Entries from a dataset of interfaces

Segment Open

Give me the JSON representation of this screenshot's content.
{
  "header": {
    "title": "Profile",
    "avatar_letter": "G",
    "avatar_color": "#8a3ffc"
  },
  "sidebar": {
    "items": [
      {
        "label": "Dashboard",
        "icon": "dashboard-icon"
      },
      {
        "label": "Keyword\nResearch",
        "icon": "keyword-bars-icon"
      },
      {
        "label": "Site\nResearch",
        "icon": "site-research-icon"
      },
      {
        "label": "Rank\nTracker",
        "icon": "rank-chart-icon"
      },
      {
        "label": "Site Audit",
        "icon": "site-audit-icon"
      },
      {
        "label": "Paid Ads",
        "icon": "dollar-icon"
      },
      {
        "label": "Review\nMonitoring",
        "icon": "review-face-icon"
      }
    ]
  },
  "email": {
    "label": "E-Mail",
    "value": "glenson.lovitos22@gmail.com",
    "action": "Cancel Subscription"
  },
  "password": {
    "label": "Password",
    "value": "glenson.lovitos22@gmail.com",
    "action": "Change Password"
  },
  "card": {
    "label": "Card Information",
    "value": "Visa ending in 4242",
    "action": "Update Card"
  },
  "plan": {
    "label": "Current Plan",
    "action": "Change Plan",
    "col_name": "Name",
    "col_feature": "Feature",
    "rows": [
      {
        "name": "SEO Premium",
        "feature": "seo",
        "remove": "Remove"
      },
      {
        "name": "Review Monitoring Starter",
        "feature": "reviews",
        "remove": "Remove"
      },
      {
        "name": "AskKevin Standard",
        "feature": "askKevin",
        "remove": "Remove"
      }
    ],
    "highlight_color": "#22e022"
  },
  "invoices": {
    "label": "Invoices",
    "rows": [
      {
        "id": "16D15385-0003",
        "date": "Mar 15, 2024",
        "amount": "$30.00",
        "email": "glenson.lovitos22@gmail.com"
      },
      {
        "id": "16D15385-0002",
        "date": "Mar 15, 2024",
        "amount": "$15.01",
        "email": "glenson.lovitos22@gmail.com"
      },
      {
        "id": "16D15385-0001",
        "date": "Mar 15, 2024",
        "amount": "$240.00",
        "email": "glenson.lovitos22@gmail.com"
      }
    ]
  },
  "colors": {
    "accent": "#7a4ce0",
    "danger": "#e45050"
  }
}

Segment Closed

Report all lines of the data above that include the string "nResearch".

        "label": "Keyword\nResearch",
        "label": "Site\nResearch",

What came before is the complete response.